→ **ASSIGNMENT**:
Print the lines below exactly as written, with none missing.

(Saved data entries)
::::

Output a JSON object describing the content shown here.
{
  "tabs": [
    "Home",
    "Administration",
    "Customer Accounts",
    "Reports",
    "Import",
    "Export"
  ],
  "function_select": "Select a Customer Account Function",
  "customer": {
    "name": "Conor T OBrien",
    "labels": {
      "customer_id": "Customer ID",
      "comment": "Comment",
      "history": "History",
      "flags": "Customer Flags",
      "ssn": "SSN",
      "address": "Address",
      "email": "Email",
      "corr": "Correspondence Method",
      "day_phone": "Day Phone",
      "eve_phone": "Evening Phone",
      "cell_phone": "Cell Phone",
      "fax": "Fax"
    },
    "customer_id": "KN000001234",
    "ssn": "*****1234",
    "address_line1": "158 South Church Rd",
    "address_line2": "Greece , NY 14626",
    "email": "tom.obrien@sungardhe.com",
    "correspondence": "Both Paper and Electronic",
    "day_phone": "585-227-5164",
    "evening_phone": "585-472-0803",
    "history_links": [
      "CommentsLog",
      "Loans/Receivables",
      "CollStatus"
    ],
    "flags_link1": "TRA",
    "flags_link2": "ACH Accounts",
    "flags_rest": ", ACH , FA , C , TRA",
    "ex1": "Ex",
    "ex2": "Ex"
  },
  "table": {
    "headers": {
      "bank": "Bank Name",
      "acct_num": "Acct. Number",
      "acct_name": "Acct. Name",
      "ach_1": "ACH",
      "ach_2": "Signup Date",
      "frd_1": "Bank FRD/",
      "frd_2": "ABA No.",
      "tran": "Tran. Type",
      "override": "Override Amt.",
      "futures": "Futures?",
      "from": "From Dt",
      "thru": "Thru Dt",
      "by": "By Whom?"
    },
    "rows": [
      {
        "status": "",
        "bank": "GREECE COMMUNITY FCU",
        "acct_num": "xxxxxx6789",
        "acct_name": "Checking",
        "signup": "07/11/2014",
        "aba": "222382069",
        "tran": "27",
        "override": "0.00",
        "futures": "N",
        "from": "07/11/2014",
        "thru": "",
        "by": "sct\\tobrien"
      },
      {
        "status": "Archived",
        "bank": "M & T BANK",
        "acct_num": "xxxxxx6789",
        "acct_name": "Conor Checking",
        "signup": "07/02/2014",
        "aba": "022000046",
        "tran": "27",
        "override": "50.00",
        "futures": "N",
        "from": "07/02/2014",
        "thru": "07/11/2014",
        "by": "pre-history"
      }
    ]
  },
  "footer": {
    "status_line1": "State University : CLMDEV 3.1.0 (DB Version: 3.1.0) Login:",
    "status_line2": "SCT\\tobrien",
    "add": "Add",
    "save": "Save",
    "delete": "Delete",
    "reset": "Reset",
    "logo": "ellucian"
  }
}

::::

→ **WRITTEN SOLUTION**:
Output a JSON object describing the content shown here.
{
  "tabs": [
    "Home",
    "Administration",
    "Customer Accounts",
    "Reports",
    "Import",
    "Export"
  ],
  "function_select": "Select a Customer Account Function",
  "customer": {
    "name": "Conor T OBrien",
    "labels": {
      "customer_id": "Customer ID",
      "comment": "Comment",
      "history": "History",
      "flags": "Customer Flags",
      "ssn": "SSN",
      "address": "Address",
      "email": "Email",
      "corr": "Correspondence Method",
      "day_phone": "Day Phone",
      "eve_phone": "Evening Phone",
      "cell_phone": "Cell Phone",
      "fax": "Fax"
    },
    "customer_id": "KN000001234",
    "ssn": "*****1234",
    "address_line1": "158 South Church Rd",
    "address_line2": "Greece , NY 14626",
    "email": "tom.obrien@sungardhe.com",
    "correspondence": "Both Paper and Electronic",
    "day_phone": "585-227-5164",
    "evening_phone": "585-472-0803",
    "history_links": [
      "CommentsLog",
      "Loans/Receivables",
      "CollStatus"
    ],
    "flags_link1": "TRA",
    "flags_link2": "ACH Accounts",
    "flags_rest": ", ACH , FA , C , TRA",
    "ex1": "Ex",
    "ex2": "Ex"
  },
  "table": {
    "headers": {
      "bank": "Bank Name",
      "acct_num": "Acct. Number",
      "acct_name": "Acct. Name",
      "ach_1": "ACH",
      "ach_2": "Signup Date",
      "frd_1": "Bank FRD/",
      "frd_2": "ABA No.",
      "tran": "Tran. Type",
      "override": "Override Amt.",
      "futures": "Futures?",
      "from": "From Dt",
      "thru": "Thru Dt",
      "by": "By Whom?"
    },
    "rows": [
      {
        "status": "",
        "bank": "GREECE COMMUNITY FCU",
        "acct_num": "xxxxxx6789",
        "acct_name": "Checking",
        "signup": "07/11/2014",
        "aba": "222382069",
        "tran": "27",
        "override": "0.00",
        "futures": "N",
        "from": "07/11/2014",
        "thru": "",
        "by": "sct\\tobrien"
      },
      {
        "status": "Archived",
        "bank": "M & T BANK",
        "acct_num": "xxxxxx6789",
        "acct_name": "Conor Checking",
        "signup": "07/02/2014",
        "aba": "022000046",
        "tran": "27",
        "override": "50.00",
        "futures": "N",
        "from": "07/02/2014",
        "thru": "07/11/2014",
        "by": "pre-history"
      }
    ]
  },
  "footer": {
    "status_line1": "State University : CLMDEV 3.1.0 (DB Version: 3.1.0) Login:",
    "status_line2": "SCT\\tobrien",
    "add": "Add",
    "save": "Save",
    "delete": "Delete",
    "reset": "Reset",
    "logo": "ellucian"
  }
}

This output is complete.